December 2012, Vol 1, No 6

← Back to Issue

Genetic Targets Identified in Triple-Negative Breast Cancer

Alice Goodman


Triple-negative breast cancer carries a poor prognosis compared with other types of breast cancer because it lacks 3 treatment targets that occur in other types of breast cancer (estrogen receptor, progesterone receptor, and HER2). But triple-negative breast cancer has potential genetic targets of its own, according to a study presented at the CTRC-AACR San Antonio Breast Cancer Symposium.

The study found that 90% of patients had mutations in 5 targetable biological pathways. These pathways have drugs on the market or in development that could be targeted in clinical trials, according to Justin Balko, PharmD, PhD, of the Breast Cancer Program at the Vanderbilt-Ingram Cancer Center in Nashville, TN.

Currently, there are no approved targeted drugs for triple-negative breast cancer, which occurs in about 15% of all breast cancers, he continued. About 30% of patients with triple-negative breast cancer have a complete response to neoadjuvant chemotherapy and have good outcomes following surgery. But outcomes for patients with residual disease are typically poor.

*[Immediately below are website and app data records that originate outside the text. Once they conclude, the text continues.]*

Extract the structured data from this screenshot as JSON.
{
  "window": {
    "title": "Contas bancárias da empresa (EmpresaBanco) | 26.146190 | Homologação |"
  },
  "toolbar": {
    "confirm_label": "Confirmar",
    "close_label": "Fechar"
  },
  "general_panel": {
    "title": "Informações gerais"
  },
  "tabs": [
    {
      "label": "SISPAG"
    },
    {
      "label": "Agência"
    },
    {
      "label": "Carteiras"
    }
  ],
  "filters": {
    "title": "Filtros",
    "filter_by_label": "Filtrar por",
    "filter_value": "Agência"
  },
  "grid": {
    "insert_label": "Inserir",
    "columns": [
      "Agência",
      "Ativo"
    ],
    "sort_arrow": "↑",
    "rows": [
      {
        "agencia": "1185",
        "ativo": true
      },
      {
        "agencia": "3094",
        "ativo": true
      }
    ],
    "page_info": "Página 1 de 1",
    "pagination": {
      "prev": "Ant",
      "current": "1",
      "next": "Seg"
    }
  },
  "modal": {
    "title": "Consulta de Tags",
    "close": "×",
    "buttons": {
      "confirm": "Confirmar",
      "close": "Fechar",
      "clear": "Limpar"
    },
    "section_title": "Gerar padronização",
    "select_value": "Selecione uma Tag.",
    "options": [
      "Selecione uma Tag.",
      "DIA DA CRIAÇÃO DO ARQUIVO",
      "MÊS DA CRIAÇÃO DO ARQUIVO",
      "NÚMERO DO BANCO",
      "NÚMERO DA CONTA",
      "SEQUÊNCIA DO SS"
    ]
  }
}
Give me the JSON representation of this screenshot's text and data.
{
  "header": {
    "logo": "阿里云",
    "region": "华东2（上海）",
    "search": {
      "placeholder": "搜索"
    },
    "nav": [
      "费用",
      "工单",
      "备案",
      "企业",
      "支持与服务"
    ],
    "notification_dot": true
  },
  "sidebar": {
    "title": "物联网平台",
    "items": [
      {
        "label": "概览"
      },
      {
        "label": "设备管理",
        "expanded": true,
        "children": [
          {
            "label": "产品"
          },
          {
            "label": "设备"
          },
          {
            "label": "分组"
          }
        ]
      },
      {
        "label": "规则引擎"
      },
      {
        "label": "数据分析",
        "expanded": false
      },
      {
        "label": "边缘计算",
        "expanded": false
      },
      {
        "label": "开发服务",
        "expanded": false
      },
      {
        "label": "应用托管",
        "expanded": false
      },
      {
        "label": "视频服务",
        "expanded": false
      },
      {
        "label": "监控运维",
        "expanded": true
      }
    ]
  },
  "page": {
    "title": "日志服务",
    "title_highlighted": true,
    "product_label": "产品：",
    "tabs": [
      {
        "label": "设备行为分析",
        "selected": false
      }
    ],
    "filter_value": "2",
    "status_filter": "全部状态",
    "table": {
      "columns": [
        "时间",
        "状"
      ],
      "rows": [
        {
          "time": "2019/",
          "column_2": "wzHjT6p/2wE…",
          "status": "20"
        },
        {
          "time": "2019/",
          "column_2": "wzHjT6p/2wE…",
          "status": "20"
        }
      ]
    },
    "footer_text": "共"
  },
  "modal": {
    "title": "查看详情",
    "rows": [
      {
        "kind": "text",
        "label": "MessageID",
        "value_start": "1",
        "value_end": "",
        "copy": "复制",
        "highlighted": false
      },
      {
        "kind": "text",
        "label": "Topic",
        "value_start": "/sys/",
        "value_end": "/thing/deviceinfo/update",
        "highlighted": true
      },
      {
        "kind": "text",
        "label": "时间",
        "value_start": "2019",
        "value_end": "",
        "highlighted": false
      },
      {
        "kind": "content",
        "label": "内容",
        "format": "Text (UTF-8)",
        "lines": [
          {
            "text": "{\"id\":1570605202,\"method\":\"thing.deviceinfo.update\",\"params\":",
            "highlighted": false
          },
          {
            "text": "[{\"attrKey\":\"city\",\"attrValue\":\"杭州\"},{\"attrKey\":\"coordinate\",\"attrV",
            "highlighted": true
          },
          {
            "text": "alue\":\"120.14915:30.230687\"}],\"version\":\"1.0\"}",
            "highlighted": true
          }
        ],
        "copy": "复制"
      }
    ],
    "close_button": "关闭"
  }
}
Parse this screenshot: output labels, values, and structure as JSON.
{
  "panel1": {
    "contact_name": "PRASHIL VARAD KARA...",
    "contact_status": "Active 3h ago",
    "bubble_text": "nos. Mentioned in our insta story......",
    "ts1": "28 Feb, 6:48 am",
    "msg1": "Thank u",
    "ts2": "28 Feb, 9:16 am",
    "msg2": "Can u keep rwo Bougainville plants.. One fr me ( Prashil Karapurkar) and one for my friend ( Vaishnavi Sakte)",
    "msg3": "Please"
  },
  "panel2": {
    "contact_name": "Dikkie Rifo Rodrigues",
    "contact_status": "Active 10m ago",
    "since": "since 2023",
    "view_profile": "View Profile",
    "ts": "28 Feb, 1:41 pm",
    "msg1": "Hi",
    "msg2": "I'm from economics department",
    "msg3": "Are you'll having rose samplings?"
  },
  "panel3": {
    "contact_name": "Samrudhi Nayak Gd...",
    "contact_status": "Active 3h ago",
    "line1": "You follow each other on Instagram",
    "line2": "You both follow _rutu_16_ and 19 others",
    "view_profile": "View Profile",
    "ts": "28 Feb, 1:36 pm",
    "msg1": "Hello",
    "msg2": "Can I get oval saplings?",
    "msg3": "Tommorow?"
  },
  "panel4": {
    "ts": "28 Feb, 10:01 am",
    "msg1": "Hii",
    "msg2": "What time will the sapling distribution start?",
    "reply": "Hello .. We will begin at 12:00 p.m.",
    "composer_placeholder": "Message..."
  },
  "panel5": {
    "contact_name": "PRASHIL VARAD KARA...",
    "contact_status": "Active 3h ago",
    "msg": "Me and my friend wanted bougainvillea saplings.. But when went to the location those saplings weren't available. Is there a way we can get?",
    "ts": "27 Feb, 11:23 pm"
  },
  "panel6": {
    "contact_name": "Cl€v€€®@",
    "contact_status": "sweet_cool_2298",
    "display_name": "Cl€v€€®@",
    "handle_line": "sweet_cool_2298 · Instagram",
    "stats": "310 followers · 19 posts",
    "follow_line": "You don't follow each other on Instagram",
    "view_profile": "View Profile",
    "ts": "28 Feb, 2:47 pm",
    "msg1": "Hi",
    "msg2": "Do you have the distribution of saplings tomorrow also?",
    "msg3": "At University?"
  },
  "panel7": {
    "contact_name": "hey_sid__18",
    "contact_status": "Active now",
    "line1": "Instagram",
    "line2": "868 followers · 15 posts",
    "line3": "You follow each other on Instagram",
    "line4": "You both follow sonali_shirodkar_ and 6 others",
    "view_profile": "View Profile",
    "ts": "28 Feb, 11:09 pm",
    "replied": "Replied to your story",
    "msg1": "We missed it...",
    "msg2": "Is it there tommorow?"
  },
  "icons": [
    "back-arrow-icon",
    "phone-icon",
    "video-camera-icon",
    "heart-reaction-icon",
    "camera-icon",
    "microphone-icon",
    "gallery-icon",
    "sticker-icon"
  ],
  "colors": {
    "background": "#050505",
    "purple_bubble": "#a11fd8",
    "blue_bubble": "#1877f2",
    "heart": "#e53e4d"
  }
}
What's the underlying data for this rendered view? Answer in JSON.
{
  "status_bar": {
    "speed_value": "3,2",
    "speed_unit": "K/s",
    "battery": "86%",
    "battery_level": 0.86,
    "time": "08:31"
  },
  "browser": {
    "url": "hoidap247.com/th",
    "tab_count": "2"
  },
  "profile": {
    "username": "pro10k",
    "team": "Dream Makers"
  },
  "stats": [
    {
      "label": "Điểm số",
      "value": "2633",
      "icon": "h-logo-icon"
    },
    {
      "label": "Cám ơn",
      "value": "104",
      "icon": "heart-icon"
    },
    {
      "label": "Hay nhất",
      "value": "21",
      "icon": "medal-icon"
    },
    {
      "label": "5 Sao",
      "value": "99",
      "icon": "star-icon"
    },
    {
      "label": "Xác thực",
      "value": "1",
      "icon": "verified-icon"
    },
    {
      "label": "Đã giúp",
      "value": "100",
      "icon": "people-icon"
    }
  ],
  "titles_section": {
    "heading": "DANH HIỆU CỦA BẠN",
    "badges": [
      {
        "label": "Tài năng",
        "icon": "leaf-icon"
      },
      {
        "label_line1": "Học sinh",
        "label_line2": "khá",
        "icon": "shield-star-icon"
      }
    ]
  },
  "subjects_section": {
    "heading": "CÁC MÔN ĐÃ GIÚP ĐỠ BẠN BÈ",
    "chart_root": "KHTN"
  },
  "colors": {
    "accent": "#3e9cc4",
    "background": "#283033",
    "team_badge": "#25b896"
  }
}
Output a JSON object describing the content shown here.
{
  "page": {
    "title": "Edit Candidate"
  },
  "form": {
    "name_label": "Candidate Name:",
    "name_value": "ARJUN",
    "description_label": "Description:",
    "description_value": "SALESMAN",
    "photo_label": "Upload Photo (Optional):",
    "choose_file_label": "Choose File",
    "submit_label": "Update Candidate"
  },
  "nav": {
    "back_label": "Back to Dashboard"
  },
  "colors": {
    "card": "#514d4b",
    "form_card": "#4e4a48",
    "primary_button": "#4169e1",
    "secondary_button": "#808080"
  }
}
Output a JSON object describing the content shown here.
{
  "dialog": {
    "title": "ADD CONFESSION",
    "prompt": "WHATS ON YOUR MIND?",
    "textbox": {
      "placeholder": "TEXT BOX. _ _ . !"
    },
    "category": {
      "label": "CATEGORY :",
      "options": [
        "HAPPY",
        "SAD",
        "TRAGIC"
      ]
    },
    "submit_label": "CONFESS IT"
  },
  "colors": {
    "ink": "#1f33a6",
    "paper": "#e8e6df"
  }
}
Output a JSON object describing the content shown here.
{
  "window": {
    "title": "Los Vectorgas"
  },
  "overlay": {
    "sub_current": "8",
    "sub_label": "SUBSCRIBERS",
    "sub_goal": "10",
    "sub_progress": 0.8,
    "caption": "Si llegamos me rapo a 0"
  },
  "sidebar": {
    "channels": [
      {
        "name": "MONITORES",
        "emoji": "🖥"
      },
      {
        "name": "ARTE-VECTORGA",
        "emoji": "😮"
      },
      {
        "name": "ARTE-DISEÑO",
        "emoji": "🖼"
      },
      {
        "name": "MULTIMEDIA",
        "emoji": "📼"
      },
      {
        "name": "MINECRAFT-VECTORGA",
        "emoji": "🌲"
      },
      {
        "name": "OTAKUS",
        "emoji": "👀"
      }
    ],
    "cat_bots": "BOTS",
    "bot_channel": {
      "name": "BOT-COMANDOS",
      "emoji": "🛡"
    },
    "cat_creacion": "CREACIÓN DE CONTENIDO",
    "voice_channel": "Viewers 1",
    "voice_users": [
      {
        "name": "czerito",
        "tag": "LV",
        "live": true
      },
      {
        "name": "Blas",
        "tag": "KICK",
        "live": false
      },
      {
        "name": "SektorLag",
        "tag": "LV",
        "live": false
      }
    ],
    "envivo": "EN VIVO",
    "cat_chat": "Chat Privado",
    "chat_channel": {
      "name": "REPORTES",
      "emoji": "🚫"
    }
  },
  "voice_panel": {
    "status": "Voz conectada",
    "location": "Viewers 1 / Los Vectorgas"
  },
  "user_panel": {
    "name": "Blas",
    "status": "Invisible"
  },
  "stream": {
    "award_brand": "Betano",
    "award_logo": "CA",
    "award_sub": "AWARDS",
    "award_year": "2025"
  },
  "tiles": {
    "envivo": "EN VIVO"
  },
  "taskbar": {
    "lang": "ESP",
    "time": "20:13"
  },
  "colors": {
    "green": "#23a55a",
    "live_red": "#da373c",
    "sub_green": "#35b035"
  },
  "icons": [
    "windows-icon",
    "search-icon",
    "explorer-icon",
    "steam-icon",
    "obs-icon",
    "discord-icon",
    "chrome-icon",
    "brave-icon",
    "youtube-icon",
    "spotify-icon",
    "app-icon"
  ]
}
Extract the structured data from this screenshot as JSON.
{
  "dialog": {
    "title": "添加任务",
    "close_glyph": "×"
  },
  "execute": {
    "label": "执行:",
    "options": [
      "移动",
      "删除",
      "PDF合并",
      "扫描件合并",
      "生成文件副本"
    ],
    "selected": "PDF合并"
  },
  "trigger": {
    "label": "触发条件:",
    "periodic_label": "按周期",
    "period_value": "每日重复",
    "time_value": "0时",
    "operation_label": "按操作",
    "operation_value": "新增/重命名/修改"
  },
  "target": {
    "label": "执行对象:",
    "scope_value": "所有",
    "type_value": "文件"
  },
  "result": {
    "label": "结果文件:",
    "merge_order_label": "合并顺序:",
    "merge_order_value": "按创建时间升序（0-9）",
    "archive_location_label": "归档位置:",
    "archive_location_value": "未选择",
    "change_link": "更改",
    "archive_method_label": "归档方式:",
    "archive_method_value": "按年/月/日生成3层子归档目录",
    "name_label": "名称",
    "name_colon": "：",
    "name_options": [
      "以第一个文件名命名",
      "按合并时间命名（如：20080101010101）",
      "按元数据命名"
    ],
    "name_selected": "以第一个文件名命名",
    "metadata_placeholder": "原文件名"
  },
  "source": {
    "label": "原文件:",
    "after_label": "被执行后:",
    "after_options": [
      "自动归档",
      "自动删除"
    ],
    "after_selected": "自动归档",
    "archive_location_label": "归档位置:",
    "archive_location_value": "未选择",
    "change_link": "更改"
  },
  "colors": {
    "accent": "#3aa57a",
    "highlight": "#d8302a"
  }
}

Balko and colleagues analyzed samples of residual tumors to determine if any candidate genes for resistant cancers could be identified. They studied 114 samples from tumors of women with triple-negative breast cancer using 3 different methods, including gene expression profiling, deep sequencing, and immunohistochemistry. They examined 182 oncogenes and tumor suppressors known to be altered in human cancers. Instead of finding similar genetic alterations among patients, they found alterations in a diverse set of genes. Median age of patients was 48 years, and the majority of cancers were stage III.

“We already knew that triple-negative cancer is driven by a diverse group of alterations, so in one way, we fell further down this rabbit hole. But we also identified some genes that could be promising therapeutically, such as frequent MYC, MCL1, and JAK2 amplifications, as well as alterations in the PI3K pathway.

Overall, with all 3 methods, dozens of genes were amplified, deleted, or mutated, with the most common gene being TP53, which was abnormal in 90% of tumor samples. MCL1 (56% abnormal) and MYC (33% abnormal) were the next most common genetic alterations. Amplified JAK2 was observed in 11% of tumors. Alterations in the KI67 gene were not associated with relapse-free survival or overall survival in this triple-negative cohort.

“We arranged the genetic alterations into clinically targetable pathways,” he explained. These were the 5 pathways he discussed:

  • PI3K/mTOR pathway, involved in intracellular signaling and death
  • DNA repair genes (eg, BRCA1 and BRCA2)
  • RAS/MAPK pathway (involved in cell proliferation, differentiation, and death)
  • Cell cycle genes
  • Growth factor receptors, including epidermal growth factor receptor
  • The combination of MEK kinase genes and amplified MYC oncogene was potentially predictive of relapse

Women who had only MEK kinase or MYC gene activation/amplification were significantly less likely to experience relapse compared with women who had both variants (P=.03).

“Ninety percent of patients had at least 1 genetic aberration in these pathways. We believe this has therapeutic implications and should be studied,” Balko said. “Targeted drugs exist for each of these 5 pathways. We believe these data provide rationale for adjuvant studies of appropriate targeted therapeutics in triple-negative breast cancer patients who do not achieve pathological complete responses to neoadjuvant chemotherapy.”

Uncategorized - December 20, 2012

Newer More Costly Radiation Technologies Adopted in the Elderly

Patterns of use of radiotherapy have changed over time in elderly patients with stage I breast cancer, and these changes have financial implications for the healthcare system. In elderly patients with favorable-risk breast cancer, use of intensity-modulated radiation therapy (IMRT) and brachytherapy steadily increased from 2001 to 2007, while use [ Read More ]

Interview with the Innovators - December 20, 2012

Lynch Syndrome:

An Interview with the Father of Hereditary Cancer Detection and Prevention, Henry T. Lynch, MD

Lynch syndrome is a hereditary disorder caused by a mutation in a mismatch repair gene in which affected individuals have an increased risk of developing colorectal cancer, endometrial cancer, and various other types of aggressive cancers. The syndrome is named after its discoverer, Henry T. Lynch, MD, director of Creighton [ Read More ]